Once I removed my silly optimization, things worked great!  Although I need to make some minor changes to the camera code. Right now the camera only scrolls horizontally when the player moves naturally, but not when the platform pushes the player.  Meaning currently a platform can drag you offscreen. That needs to change.


The nice thing about this addition is all the ways it can be used in gameplay: moving platforms, moving walls that get in your way, enemies that can be frozen and climbed, barriers that can get moved by a switch or trigger, etc.

Tuesday, June 4, 2019

Catching up, and Halcyon moving platforms.

Hmm. I haven't posted here in almost a year. I got thinking about my progress on Halcyon, and decided it was time to actually get back to writing about what I'm doing here.

I realized I didn't say a thing here about Super Homebrew War, my 4-player nes brawl, using characters from other well-known NES homebrew games, which scored 2nd place in this year's NESdev competition. 



Nor did I mention that I got inspired to try my hand at Dreamcast development. Like last year's port of Robo-Ninja Climb to the 2600, I decided to once again take my NES code, and try porting it directly to the Dreamcast. As usual, it took slightly longer than I hoped, but I now have a Dreamcast version of Robo-Ninja Climb finished.
The nice thing about Dreamcast homebrew is that you can test on hardware for the low price of a CD-ROM!

Now I'm back on to working on my metroidvania, Halcyon.  Tonight's challenge is obstacles/platforms that aren't part of the background, and thus can move around.  Like ramps, moving platforms are always slightly trickier than you'd think they should be.

After a few false starts, my current theory of how they'll work is like this:

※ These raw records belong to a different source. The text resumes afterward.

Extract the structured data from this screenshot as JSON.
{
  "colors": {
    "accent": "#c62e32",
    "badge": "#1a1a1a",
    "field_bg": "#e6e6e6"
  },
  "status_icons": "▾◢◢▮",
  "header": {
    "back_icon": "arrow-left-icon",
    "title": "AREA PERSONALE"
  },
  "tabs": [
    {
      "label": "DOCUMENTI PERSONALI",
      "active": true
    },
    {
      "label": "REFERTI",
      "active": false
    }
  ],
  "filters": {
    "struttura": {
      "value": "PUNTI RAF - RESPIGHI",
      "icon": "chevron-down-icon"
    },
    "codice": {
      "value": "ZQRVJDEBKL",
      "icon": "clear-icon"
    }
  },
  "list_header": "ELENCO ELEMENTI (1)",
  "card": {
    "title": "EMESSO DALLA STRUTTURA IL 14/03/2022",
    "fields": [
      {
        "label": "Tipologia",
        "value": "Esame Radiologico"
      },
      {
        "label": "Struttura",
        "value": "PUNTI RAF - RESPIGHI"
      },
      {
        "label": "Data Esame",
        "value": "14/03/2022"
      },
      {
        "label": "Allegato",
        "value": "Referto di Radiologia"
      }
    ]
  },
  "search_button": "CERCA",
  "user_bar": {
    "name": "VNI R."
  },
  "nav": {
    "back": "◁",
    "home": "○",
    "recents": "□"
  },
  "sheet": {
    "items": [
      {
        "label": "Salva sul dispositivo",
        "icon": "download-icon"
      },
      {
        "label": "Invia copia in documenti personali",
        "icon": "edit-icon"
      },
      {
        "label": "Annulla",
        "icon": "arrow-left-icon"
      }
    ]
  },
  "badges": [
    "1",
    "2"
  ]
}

  • Moving platforms are actually just an enemy instance, with a modified collision routine.  
  • During the enemy platform's update routine, I'll do a collision check: If the player collides with the platform, I'll move the player by the same amount that the platform moved. (which lets the platform push the player around)
  • During the player's movement, it will look for any enemies flagged as platforms, and handle collision results against them just like collisions against background tiles.
  • During the enemy's movement/collision checks, the collision box of the platform will be adjusted to be a tiny bit larger than during the player's collision checks, so that the platform will "grab" the player and move it if the player is riding on top
Believe it or not, but that moving thing above the tank is a platform.

I spent the evening writing the first half of this (the enemy update phase, which can move the player around).  Hopefully tomorrow or soon I'll get to the 2nd half (the player's adjusted collision routine), and we'll see if my theory works out.

Crazy crashing bug

Normally after I test on an emulator for awhile, I eventually throw the game onto hardware, and get frustrated at it not working. THIS TIM...